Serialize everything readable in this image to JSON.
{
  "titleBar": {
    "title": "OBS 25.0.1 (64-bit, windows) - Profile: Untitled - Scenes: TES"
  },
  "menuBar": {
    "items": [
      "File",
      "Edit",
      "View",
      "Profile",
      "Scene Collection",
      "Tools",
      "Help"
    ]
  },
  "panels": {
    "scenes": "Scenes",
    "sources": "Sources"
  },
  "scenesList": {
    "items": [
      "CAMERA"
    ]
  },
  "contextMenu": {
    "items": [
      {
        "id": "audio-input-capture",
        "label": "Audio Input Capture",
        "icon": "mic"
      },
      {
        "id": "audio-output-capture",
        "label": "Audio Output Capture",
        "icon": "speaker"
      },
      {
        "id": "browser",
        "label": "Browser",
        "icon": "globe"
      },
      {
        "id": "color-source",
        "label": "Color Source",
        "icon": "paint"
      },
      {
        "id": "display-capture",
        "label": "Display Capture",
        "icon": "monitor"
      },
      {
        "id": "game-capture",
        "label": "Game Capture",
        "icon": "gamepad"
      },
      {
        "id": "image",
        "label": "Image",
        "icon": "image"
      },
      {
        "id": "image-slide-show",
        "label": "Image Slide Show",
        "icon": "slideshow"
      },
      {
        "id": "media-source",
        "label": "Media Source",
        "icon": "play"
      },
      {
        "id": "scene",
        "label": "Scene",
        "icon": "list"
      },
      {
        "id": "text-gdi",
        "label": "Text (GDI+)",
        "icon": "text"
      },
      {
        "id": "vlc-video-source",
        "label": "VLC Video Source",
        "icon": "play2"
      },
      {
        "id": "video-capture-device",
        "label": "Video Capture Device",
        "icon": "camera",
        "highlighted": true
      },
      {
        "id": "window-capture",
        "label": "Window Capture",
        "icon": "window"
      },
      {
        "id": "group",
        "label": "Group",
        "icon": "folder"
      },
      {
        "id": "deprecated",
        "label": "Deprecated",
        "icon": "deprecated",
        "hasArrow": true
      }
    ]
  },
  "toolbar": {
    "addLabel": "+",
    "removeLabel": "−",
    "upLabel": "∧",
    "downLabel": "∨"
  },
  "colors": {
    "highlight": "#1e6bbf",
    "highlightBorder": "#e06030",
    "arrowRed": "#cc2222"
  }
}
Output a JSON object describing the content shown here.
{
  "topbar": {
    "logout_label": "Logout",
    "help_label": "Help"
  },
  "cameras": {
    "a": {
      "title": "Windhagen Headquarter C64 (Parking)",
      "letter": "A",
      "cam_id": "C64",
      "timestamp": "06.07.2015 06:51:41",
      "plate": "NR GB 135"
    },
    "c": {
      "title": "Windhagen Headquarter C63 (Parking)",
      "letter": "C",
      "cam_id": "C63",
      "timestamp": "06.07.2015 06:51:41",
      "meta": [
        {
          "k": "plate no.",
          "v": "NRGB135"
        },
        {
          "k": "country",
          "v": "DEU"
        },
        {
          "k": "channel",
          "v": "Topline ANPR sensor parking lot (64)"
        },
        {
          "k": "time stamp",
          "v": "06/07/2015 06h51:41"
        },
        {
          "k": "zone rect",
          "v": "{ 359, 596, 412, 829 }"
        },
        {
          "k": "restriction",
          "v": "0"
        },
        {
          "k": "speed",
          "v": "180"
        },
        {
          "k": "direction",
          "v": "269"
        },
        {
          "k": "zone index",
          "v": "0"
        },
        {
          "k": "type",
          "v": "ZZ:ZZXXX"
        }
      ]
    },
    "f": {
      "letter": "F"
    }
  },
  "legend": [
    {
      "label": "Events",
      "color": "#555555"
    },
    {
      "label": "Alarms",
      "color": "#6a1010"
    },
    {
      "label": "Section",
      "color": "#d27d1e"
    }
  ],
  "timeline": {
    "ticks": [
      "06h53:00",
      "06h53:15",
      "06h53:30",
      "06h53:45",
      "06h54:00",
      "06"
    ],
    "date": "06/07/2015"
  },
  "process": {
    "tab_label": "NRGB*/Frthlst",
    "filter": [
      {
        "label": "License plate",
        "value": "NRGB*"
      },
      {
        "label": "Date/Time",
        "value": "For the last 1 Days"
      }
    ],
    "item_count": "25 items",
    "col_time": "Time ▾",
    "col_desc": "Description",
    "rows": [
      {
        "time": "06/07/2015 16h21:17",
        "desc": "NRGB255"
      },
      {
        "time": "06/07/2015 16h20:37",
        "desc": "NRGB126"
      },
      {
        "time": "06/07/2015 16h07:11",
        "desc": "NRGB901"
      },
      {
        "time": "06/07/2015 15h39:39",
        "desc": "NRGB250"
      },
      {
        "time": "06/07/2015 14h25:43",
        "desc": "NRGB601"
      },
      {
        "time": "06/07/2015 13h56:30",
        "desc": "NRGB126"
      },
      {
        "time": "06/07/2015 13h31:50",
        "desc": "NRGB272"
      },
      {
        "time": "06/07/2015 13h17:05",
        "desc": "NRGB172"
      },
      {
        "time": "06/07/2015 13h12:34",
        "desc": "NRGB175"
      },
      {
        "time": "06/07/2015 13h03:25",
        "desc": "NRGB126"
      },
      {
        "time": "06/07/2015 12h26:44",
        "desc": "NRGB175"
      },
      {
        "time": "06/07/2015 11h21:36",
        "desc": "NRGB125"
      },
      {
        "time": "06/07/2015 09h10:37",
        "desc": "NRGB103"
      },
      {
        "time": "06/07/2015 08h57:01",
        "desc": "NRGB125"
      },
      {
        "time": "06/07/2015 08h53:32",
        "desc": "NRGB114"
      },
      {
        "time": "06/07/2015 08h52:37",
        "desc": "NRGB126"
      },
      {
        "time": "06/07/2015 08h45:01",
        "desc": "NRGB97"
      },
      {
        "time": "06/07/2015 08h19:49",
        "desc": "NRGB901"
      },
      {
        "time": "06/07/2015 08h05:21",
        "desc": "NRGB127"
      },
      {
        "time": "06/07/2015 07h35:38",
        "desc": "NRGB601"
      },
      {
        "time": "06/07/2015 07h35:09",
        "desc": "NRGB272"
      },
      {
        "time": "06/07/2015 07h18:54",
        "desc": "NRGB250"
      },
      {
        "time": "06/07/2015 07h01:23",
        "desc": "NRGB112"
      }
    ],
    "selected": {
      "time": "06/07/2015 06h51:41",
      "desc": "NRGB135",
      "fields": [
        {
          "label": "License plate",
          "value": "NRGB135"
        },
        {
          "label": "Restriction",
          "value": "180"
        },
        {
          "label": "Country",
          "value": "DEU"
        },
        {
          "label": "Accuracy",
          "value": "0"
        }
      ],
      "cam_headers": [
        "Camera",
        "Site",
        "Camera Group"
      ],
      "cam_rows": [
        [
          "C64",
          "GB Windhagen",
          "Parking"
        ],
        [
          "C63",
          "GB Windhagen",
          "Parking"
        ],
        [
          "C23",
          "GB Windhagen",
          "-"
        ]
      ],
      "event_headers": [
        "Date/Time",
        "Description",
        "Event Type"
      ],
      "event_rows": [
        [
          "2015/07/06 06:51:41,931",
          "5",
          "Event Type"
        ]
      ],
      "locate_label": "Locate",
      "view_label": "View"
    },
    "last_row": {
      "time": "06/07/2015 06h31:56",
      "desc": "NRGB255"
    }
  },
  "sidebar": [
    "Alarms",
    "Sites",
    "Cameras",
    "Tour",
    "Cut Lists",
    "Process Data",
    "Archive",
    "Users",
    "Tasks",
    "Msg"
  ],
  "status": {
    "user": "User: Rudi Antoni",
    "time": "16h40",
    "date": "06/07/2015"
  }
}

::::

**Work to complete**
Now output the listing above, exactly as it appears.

**Answer space**
Serialize everything readable in this image to JSON.
{
  "titleBar": {
    "title": "OBS 25.0.1 (64-bit, windows) - Profile: Untitled - Scenes: TES"
  },
  "menuBar": {
    "items": [
      "File",
      "Edit",
      "View",
      "Profile",
      "Scene Collection",
      "Tools",
      "Help"
    ]
  },
  "panels": {
    "scenes": "Scenes",
    "sources": "Sources"
  },
  "scenesList": {
    "items": [
      "CAMERA"
    ]
  },
  "contextMenu": {
    "items": [
      {
        "id": "audio-input-capture",
        "label": "Audio Input Capture",
        "icon": "mic"
      },
      {
        "id": "audio-output-capture",
        "label": "Audio Output Capture",
        "icon": "speaker"
      },
      {
        "id": "browser",
        "label": "Browser",
        "icon": "globe"
      },
      {
        "id": "color-source",
        "label": "Color Source",
        "icon": "paint"
      },
      {
        "id": "display-capture",
        "label": "Display Capture",
        "icon": "monitor"
      },
      {
        "id": "game-capture",
        "label": "Game Capture",
        "icon": "gamepad"
      },
      {
        "id": "image",
        "label": "Image",
        "icon": "image"
      },
      {
        "id": "image-slide-show",
        "label": "Image Slide Show",
        "icon": "slideshow"
      },
      {
        "id": "media-source",
        "label": "Media Source",
        "icon": "play"
      },
      {
        "id": "scene",
        "label": "Scene",
        "icon": "list"
      },
      {
        "id": "text-gdi",
        "label": "Text (GDI+)",
        "icon": "text"
      },
      {
        "id": "vlc-video-source",
        "label": "VLC Video Source",
        "icon": "play2"
      },
      {
        "id": "video-capture-device",
        "label": "Video Capture Device",
        "icon": "camera",
        "highlighted": true
      },
      {
        "id": "window-capture",
        "label": "Window Capture",
        "icon": "window"
      },
      {
        "id": "group",
        "label": "Group",
        "icon": "folder"
      },
      {
        "id": "deprecated",
        "label": "Deprecated",
        "icon": "deprecated",
        "hasArrow": true
      }
    ]
  },
  "toolbar": {
    "addLabel": "+",
    "removeLabel": "−",
    "upLabel": "∧",
    "downLabel": "∨"
  },
  "colors": {
    "highlight": "#1e6bbf",
    "highlightBorder": "#e06030",
    "arrowRed": "#cc2222"
  }
}
Output a JSON object describing the content shown here.
{
  "topbar": {
    "logout_label": "Logout",
    "help_label": "Help"
  },
  "cameras": {
    "a": {
      "title": "Windhagen Headquarter C64 (Parking)",
      "letter": "A",
      "cam_id": "C64",
      "timestamp": "06.07.2015 06:51:41",
      "plate": "NR GB 135"
    },
    "c": {
      "title": "Windhagen Headquarter C63 (Parking)",
      "letter": "C",
      "cam_id": "C63",
      "timestamp": "06.07.2015 06:51:41",
      "meta": [
        {
          "k": "plate no.",
          "v": "NRGB135"
        },
        {
          "k": "country",
          "v": "DEU"
        },
        {
          "k": "channel",
          "v": "Topline ANPR sensor parking lot (64)"
        },
        {
          "k": "time stamp",
          "v": "06/07/2015 06h51:41"
        },
        {
          "k": "zone rect",
          "v": "{ 359, 596, 412, 829 }"
        },
        {
          "k": "restriction",
          "v": "0"
        },
        {
          "k": "speed",
          "v": "180"
        },
        {
          "k": "direction",
          "v": "269"
        },
        {
          "k": "zone index",
          "v": "0"
        },
        {
          "k": "type",
          "v": "ZZ:ZZXXX"
        }
      ]
    },
    "f": {
      "letter": "F"
    }
  },
  "legend": [
    {
      "label": "Events",
      "color": "#555555"
    },
    {
      "label": "Alarms",
      "color": "#6a1010"
    },
    {
      "label": "Section",
      "color": "#d27d1e"
    }
  ],
  "timeline": {
    "ticks": [
      "06h53:00",
      "06h53:15",
      "06h53:30",
      "06h53:45",
      "06h54:00",
      "06"
    ],
    "date": "06/07/2015"
  },
  "process": {
    "tab_label": "NRGB*/Frthlst",
    "filter": [
      {
        "label": "License plate",
        "value": "NRGB*"
      },
      {
        "label": "Date/Time",
        "value": "For the last 1 Days"
      }
    ],
    "item_count": "25 items",
    "col_time": "Time ▾",
    "col_desc": "Description",
    "rows": [
      {
        "time": "06/07/2015 16h21:17",
        "desc": "NRGB255"
      },
      {
        "time": "06/07/2015 16h20:37",
        "desc": "NRGB126"
      },
      {
        "time": "06/07/2015 16h07:11",
        "desc": "NRGB901"
      },
      {
        "time": "06/07/2015 15h39:39",
        "desc": "NRGB250"
      },
      {
        "time": "06/07/2015 14h25:43",
        "desc": "NRGB601"
      },
      {
        "time": "06/07/2015 13h56:30",
        "desc": "NRGB126"
      },
      {
        "time": "06/07/2015 13h31:50",
        "desc": "NRGB272"
      },
      {
        "time": "06/07/2015 13h17:05",
        "desc": "NRGB172"
      },
      {
        "time": "06/07/2015 13h12:34",
        "desc": "NRGB175"
      },
      {
        "time": "06/07/2015 13h03:25",
        "desc": "NRGB126"
      },
      {
        "time": "06/07/2015 12h26:44",
        "desc": "NRGB175"
      },
      {
        "time": "06/07/2015 11h21:36",
        "desc": "NRGB125"
      },
      {
        "time": "06/07/2015 09h10:37",
        "desc": "NRGB103"
      },
      {
        "time": "06/07/2015 08h57:01",
        "desc": "NRGB125"
      },
      {
        "time": "06/07/2015 08h53:32",
        "desc": "NRGB114"
      },
      {
        "time": "06/07/2015 08h52:37",
        "desc": "NRGB126"
      },
      {
        "time": "06/07/2015 08h45:01",
        "desc": "NRGB97"
      },
      {
        "time": "06/07/2015 08h19:49",
        "desc": "NRGB901"
      },
      {
        "time": "06/07/2015 08h05:21",
        "desc": "NRGB127"
      },
      {
        "time": "06/07/2015 07h35:38",
        "desc": "NRGB601"
      },
      {
        "time": "06/07/2015 07h35:09",
        "desc": "NRGB272"
      },
      {
        "time": "06/07/2015 07h18:54",
        "desc": "NRGB250"
      },
      {
        "time": "06/07/2015 07h01:23",
        "desc": "NRGB112"
      }
    ],
    "selected": {
      "time": "06/07/2015 06h51:41",
      "desc": "NRGB135",
      "fields": [
        {
          "label": "License plate",
          "value": "NRGB135"
        },
        {
          "label": "Restriction",
          "value": "180"
        },
        {
          "label": "Country",
          "value": "DEU"
        },
        {
          "label": "Accuracy",
          "value": "0"
        }
      ],
      "cam_headers": [
        "Camera",
        "Site",
        "Camera Group"
      ],
      "cam_rows": [
        [
          "C64",
          "GB Windhagen",
          "Parking"
        ],
        [
          "C63",
          "GB Windhagen",
          "Parking"
        ],
        [
          "C23",
          "GB Windhagen",
          "-"
        ]
      ],
      "event_headers": [
        "Date/Time",
        "Description",
        "Event Type"
      ],
      "event_rows": [
        [
          "2015/07/06 06:51:41,931",
          "5",
          "Event Type"
        ]
      ],
      "locate_label": "Locate",
      "view_label": "View"
    },
    "last_row": {
      "time": "06/07/2015 06h31:56",
      "desc": "NRGB255"
    }
  },
  "sidebar": [
    "Alarms",
    "Sites",
    "Cameras",
    "Tour",
    "Cut Lists",
    "Process Data",
    "Archive",
    "Users",
    "Tasks",
    "Msg"
  ],
  "status": {
    "user": "User: Rudi Antoni",
    "time": "16h40",
    "date": "06/07/2015"
  }
}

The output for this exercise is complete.